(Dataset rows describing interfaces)

= = = = =

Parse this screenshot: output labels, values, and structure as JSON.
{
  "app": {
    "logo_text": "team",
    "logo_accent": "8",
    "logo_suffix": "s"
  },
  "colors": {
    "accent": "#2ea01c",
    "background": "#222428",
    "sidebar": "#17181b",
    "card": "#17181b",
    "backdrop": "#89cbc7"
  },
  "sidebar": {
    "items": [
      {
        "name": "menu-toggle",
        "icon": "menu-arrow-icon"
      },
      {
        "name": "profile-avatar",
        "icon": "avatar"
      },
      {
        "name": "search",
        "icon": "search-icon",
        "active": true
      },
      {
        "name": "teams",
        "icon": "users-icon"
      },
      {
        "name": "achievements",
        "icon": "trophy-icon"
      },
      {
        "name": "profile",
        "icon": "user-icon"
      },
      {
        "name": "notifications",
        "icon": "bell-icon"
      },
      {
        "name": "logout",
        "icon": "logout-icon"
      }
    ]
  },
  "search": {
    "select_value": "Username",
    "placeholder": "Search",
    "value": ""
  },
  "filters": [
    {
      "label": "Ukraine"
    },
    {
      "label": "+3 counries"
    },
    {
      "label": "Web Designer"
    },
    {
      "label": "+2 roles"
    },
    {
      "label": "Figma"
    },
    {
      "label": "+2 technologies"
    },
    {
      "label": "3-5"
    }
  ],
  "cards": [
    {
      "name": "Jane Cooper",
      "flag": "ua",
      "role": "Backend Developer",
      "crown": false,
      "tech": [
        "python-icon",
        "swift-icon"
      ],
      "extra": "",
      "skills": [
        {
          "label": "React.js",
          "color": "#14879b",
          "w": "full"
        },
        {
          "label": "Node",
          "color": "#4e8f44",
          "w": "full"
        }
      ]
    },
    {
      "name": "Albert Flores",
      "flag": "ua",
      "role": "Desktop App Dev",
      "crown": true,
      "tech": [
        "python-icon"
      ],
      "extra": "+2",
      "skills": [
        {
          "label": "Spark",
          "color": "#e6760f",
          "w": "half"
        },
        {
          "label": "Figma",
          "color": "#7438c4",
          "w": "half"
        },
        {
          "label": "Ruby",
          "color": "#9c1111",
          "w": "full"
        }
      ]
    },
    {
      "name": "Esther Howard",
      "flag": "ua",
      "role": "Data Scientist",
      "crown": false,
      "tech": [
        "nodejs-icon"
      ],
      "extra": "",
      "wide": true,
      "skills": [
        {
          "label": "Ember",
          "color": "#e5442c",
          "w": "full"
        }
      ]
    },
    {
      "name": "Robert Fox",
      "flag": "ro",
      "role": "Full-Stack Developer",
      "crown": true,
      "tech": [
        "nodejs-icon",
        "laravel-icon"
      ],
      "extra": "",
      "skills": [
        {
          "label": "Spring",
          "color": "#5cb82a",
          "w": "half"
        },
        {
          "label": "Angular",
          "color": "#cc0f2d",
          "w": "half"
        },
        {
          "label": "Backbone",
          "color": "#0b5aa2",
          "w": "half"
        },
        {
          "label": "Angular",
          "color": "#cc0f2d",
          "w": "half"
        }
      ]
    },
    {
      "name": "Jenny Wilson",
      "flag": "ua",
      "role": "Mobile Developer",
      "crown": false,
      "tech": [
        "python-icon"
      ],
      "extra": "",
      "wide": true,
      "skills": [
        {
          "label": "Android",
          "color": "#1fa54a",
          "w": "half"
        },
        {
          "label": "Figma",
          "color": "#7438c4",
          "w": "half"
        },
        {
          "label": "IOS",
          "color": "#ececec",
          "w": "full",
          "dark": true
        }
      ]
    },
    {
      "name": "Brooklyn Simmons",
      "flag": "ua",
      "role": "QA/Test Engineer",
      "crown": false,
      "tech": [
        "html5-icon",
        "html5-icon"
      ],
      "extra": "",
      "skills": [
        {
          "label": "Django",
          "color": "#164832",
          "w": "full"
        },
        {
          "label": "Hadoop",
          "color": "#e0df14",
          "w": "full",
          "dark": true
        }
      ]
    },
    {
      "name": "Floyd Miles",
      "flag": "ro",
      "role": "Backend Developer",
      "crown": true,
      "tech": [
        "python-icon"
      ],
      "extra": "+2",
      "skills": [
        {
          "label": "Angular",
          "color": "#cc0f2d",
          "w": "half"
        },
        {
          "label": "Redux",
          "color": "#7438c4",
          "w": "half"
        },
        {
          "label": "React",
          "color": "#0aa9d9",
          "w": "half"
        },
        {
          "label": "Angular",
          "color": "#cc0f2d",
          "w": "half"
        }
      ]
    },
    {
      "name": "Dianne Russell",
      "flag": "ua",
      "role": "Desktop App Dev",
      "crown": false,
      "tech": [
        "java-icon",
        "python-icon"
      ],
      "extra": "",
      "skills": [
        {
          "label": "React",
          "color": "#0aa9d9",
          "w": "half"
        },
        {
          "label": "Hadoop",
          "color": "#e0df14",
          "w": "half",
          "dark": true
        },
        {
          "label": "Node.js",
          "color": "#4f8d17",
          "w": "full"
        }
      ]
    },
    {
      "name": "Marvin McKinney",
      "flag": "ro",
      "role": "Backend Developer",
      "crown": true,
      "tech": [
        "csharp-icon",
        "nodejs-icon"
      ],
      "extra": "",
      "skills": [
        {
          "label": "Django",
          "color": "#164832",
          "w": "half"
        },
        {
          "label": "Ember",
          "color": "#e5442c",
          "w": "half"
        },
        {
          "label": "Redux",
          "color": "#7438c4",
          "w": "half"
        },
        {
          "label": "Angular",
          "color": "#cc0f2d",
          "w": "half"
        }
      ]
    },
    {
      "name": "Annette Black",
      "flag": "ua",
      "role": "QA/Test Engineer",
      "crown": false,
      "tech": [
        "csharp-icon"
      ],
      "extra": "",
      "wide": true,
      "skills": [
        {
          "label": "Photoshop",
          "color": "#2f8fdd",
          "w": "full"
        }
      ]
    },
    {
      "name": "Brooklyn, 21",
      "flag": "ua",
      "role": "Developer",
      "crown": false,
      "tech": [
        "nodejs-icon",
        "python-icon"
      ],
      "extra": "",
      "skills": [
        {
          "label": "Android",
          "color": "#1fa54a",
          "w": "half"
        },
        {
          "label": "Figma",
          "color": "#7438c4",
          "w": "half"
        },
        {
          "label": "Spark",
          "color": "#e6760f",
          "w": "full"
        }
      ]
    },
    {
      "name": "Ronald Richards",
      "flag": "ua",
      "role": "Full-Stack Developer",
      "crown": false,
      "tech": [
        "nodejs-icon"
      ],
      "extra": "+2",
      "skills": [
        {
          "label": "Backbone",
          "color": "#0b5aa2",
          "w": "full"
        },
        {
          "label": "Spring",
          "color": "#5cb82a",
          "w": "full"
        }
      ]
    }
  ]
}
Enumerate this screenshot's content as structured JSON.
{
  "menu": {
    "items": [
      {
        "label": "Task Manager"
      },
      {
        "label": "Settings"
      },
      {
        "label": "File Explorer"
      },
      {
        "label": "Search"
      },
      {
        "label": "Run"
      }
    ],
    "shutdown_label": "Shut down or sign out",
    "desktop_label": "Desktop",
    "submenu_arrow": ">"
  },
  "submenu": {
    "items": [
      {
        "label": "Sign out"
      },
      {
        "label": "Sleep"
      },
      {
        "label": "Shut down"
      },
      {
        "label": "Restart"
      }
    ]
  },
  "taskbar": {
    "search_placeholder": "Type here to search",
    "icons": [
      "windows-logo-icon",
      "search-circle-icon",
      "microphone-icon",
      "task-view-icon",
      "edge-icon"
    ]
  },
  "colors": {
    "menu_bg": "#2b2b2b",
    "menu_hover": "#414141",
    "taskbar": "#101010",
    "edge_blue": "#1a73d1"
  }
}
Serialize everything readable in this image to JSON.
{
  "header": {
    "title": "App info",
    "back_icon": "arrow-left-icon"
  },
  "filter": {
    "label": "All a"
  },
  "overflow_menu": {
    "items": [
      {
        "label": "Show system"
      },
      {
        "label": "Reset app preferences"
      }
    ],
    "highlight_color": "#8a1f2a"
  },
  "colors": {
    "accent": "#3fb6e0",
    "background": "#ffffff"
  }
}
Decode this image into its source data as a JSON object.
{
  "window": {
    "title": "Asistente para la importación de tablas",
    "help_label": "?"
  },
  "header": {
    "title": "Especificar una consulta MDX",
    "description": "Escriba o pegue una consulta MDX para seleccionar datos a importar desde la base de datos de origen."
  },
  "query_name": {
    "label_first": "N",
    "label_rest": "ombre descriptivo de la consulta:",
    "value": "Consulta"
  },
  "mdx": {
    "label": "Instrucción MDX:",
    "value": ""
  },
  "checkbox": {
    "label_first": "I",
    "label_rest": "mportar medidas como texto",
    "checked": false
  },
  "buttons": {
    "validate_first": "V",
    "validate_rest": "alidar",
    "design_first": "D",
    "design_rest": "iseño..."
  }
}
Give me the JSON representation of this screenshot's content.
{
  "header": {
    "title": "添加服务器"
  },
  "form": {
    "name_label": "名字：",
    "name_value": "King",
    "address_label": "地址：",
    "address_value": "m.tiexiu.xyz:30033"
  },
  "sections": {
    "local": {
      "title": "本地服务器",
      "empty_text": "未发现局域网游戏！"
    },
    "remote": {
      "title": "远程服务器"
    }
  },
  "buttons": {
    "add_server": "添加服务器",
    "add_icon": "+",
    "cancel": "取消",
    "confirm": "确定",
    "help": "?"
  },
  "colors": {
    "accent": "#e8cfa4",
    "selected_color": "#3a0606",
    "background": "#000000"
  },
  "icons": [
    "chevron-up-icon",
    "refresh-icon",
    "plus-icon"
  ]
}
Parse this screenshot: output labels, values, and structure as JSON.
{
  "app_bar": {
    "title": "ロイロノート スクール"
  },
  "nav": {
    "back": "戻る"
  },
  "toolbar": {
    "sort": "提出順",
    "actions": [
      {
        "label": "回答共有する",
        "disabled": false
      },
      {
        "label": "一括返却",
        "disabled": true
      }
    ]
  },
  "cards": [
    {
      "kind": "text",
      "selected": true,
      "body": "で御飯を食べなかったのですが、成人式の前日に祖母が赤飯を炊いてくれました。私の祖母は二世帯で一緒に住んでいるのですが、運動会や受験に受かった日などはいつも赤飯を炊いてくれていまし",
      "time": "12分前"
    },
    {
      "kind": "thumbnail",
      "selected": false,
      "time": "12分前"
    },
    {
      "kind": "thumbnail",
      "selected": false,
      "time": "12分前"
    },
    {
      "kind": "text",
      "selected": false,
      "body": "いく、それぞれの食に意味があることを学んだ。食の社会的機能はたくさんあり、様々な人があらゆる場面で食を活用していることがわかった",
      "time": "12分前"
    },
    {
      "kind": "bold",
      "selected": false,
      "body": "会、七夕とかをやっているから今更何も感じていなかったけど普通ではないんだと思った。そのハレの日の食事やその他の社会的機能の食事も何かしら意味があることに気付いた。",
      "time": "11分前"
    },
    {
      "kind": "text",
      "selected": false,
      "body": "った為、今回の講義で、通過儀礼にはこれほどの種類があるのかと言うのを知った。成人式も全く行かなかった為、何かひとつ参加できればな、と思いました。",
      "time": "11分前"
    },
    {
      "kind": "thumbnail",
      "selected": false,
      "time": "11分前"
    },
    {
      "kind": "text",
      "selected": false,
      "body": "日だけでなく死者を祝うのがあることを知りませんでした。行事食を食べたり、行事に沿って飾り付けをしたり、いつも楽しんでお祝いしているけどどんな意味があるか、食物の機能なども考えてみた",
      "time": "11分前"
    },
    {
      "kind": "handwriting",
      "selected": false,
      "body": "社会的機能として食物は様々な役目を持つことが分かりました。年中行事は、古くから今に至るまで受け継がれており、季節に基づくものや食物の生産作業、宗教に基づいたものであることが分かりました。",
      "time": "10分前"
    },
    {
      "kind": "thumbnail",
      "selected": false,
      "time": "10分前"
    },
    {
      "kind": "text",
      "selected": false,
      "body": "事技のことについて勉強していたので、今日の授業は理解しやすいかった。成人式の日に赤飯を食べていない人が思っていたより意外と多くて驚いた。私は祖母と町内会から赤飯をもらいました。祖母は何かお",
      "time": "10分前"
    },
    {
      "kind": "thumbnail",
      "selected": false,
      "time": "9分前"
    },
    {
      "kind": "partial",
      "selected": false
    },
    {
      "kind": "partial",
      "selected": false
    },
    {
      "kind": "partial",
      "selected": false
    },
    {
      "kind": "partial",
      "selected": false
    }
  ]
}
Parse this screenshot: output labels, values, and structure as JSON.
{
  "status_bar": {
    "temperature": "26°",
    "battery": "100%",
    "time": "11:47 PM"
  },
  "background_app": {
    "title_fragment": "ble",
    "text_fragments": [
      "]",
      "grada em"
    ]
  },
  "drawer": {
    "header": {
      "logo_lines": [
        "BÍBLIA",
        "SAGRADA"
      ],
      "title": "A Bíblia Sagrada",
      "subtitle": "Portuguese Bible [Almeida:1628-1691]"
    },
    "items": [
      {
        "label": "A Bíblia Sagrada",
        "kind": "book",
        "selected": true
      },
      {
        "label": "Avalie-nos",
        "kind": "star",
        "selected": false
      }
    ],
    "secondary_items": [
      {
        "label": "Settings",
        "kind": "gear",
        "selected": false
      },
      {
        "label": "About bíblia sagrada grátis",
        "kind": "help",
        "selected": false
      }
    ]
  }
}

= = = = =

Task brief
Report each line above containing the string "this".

Result below
Parse this screenshot: output labels, values, and structure as JSON.
Enumerate this screenshot's content as structured JSON.
Serialize everything readable in this image to JSON.
Decode this image into its source data as a JSON object.
Give me the JSON representation of this screenshot's content.
Parse this screenshot: output labels, values, and structure as JSON.
Parse this screenshot: output labels, values, and structure as JSON.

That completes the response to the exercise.